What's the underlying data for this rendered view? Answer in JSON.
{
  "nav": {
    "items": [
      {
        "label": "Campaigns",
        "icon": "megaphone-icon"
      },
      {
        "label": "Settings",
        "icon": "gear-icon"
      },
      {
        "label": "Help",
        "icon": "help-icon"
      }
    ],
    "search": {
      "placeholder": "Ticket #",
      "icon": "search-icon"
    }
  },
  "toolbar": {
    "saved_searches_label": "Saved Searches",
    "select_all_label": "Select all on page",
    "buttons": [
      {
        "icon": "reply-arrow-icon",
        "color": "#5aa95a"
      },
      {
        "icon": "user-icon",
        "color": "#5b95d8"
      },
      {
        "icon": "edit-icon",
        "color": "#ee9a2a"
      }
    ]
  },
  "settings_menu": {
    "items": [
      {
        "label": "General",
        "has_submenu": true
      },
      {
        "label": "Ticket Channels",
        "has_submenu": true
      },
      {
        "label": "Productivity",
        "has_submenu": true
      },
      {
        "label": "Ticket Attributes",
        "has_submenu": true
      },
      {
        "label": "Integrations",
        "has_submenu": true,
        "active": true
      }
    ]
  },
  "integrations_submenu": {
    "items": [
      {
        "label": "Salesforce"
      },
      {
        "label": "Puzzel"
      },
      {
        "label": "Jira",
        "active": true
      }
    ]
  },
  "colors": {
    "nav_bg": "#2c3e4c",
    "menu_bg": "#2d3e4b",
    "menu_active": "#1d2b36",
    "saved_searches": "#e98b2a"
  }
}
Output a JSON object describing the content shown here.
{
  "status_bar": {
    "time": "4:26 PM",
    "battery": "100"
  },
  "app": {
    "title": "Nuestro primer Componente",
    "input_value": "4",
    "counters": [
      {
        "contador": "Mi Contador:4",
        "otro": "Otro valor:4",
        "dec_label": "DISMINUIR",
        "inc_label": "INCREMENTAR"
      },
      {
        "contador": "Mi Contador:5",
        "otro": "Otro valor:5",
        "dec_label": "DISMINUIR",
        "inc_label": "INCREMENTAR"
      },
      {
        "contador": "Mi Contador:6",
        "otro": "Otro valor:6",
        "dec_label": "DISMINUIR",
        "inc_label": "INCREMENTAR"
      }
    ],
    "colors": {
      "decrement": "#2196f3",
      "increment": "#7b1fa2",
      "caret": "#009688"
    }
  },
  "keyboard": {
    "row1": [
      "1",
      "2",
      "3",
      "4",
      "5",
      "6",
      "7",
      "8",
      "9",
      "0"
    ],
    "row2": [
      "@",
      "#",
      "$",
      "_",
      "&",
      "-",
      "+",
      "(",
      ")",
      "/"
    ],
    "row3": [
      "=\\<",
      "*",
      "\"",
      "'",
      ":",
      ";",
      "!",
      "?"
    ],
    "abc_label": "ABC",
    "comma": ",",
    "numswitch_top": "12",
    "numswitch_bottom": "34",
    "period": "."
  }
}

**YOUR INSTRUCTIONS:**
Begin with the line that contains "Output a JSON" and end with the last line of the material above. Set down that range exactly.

**TASK SOLUTION:**
Output a JSON object describing the content shown here.
{
  "status_bar": {
    "time": "4:26 PM",
    "battery": "100"
  },
  "app": {
    "title": "Nuestro primer Componente",
    "input_value": "4",
    "counters": [
      {
        "contador": "Mi Contador:4",
        "otro": "Otro valor:4",
        "dec_label": "DISMINUIR",
        "inc_label": "INCREMENTAR"
      },
      {
        "contador": "Mi Contador:5",
        "otro": "Otro valor:5",
        "dec_label": "DISMINUIR",
        "inc_label": "INCREMENTAR"
      },
      {
        "contador": "Mi Contador:6",
        "otro": "Otro valor:6",
        "dec_label": "DISMINUIR",
        "inc_label": "INCREMENTAR"
      }
    ],
    "colors": {
      "decrement": "#2196f3",
      "increment": "#7b1fa2",
      "caret": "#009688"
    }
  },
  "keyboard": {
    "row1": [
      "1",
      "2",
      "3",
      "4",
      "5",
      "6",
      "7",
      "8",
      "9",
      "0"
    ],
    "row2": [
      "@",
      "#",
      "$",
      "_",
      "&",
      "-",
      "+",
      "(",
      ")",
      "/"
    ],
    "row3": [
      "=\\<",
      "*",
      "\"",
      "'",
      ":",
      ";",
      "!",
      "?"
    ],
    "abc_label": "ABC",
    "comma": ",",
    "numswitch_top": "12",
    "numswitch_bottom": "34",
    "period": "."
  }
}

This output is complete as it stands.